◆ **Problem details**
Read through the listing below and copy each line in which the word "Portrait" occurs.

◆ **Supplied data**

○ ○ ○ ○ ○ ○ ○

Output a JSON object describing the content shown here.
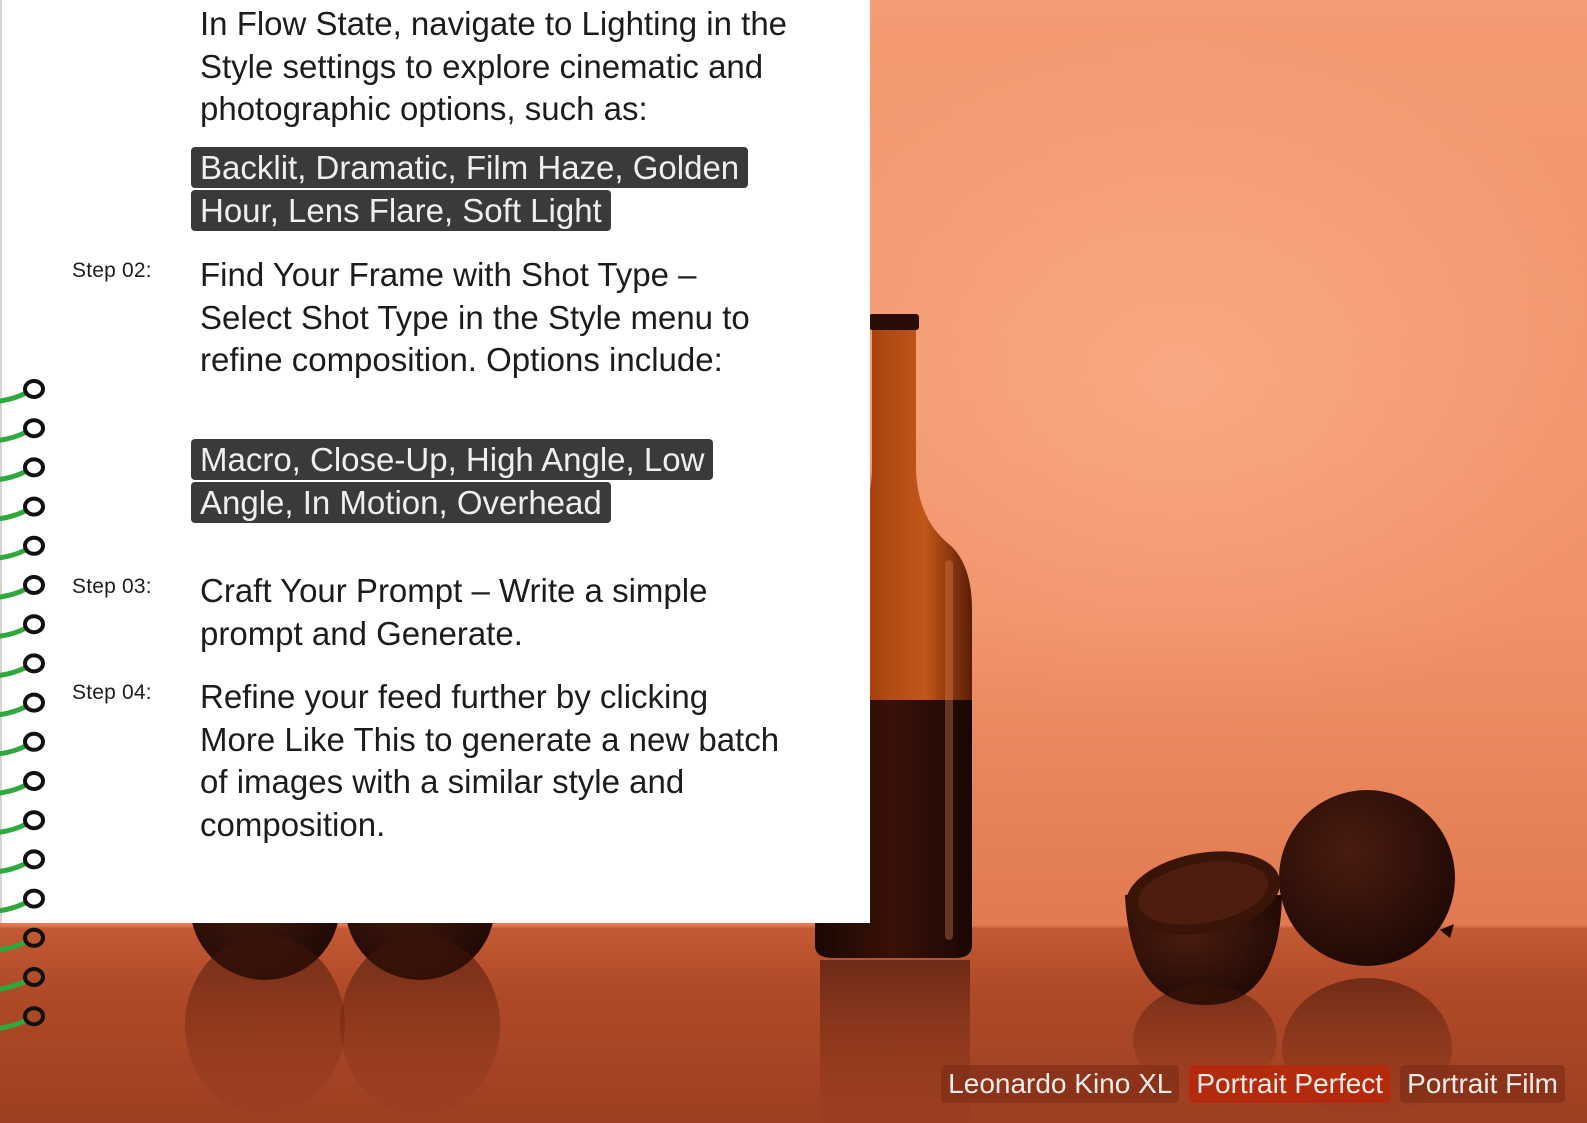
{
  "intro": {
    "text": "In Flow State, navigate to Lighting in the Style settings to explore cinematic and photographic options, such as:",
    "lighting_options": "Backlit, Dramatic, Film Haze, Golden Hour, Lens Flare, Soft Light"
  },
  "steps": [
    {
      "label": "Step 02:",
      "text": "Find Your Frame with Shot Type – Select Shot Type in the Style menu to refine composition. Options include:",
      "options": "Macro, Close-Up, High Angle, Low Angle, In Motion, Overhead"
    },
    {
      "label": "Step 03:",
      "text": "Craft Your Prompt – Write a simple prompt and Generate."
    },
    {
      "label": "Step 04:",
      "text": "Refine your feed further by clicking More Like This to generate a new batch of images with a similar style and composition."
    }
  ],
  "presets": [
    {
      "label": "Leonardo Kino XL"
    },
    {
      "label": "Portrait Perfect"
    },
    {
      "label": "Portrait Film"
    }
  ],
  "colors": {
    "background": "#f09168",
    "tag_background": "#3a3a3a",
    "chip_accent": "#b42a0c",
    "spiral_wire": "#2fa83c"
  }
}
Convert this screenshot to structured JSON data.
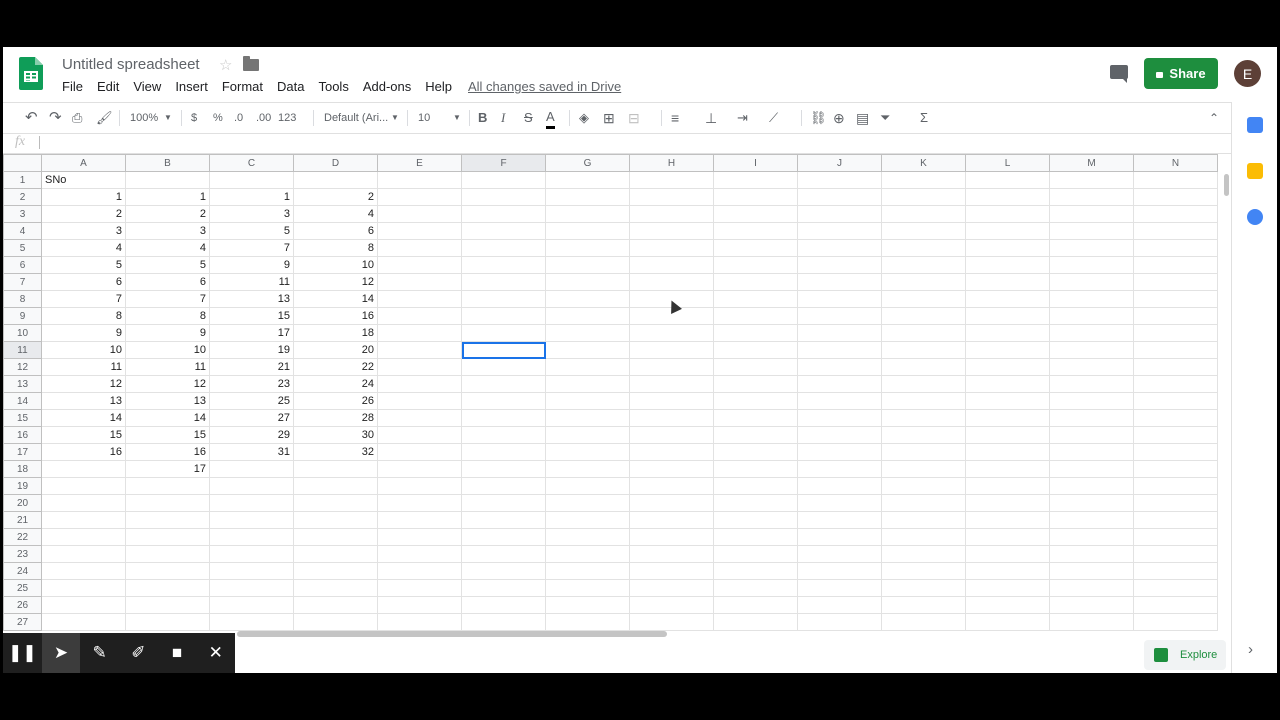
{
  "header": {
    "title": "Untitled spreadsheet",
    "menu": [
      "File",
      "Edit",
      "View",
      "Insert",
      "Format",
      "Data",
      "Tools",
      "Add-ons",
      "Help"
    ],
    "saved_status": "All changes saved in Drive",
    "share_label": "Share",
    "avatar_letter": "E"
  },
  "toolbar": {
    "zoom": "100%",
    "currency": "$",
    "percent": "%",
    "decrease_decimal": ".0",
    "increase_decimal": ".00",
    "more_formats": "123",
    "font": "Default (Ari...",
    "font_size": "10",
    "bold": "B",
    "italic": "I",
    "strike": "S",
    "text_color": "A",
    "sum": "Σ"
  },
  "formula_bar": {
    "fx": "fx",
    "value": ""
  },
  "grid": {
    "columns": [
      "A",
      "B",
      "C",
      "D",
      "E",
      "F",
      "G",
      "H",
      "I",
      "J",
      "K",
      "L",
      "M",
      "N"
    ],
    "selected_column": "F",
    "selected_row": "11",
    "rows": [
      [
        "SNo",
        "",
        "",
        ""
      ],
      [
        "1",
        "1",
        "1",
        "2"
      ],
      [
        "2",
        "2",
        "3",
        "4"
      ],
      [
        "3",
        "3",
        "5",
        "6"
      ],
      [
        "4",
        "4",
        "7",
        "8"
      ],
      [
        "5",
        "5",
        "9",
        "10"
      ],
      [
        "6",
        "6",
        "11",
        "12"
      ],
      [
        "7",
        "7",
        "13",
        "14"
      ],
      [
        "8",
        "8",
        "15",
        "16"
      ],
      [
        "9",
        "9",
        "17",
        "18"
      ],
      [
        "10",
        "10",
        "19",
        "20"
      ],
      [
        "11",
        "11",
        "21",
        "22"
      ],
      [
        "12",
        "12",
        "23",
        "24"
      ],
      [
        "13",
        "13",
        "25",
        "26"
      ],
      [
        "14",
        "14",
        "27",
        "28"
      ],
      [
        "15",
        "15",
        "29",
        "30"
      ],
      [
        "16",
        "16",
        "31",
        "32"
      ],
      [
        "",
        "17",
        "",
        ""
      ],
      [
        "",
        "",
        "",
        ""
      ],
      [
        "",
        "",
        "",
        ""
      ],
      [
        "",
        "",
        "",
        ""
      ],
      [
        "",
        "",
        "",
        ""
      ],
      [
        "",
        "",
        "",
        ""
      ],
      [
        "",
        "",
        "",
        ""
      ],
      [
        "",
        "",
        "",
        ""
      ],
      [
        "",
        "",
        "",
        ""
      ],
      [
        "",
        "",
        "",
        ""
      ]
    ]
  },
  "explore_label": "Explore",
  "colors": {
    "brand_green": "#1e8e3e",
    "selection_blue": "#1a73e8"
  }
}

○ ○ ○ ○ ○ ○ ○

◆ **Response box**
      "label": "Portrait Perfect"
      "label": "Portrait Film"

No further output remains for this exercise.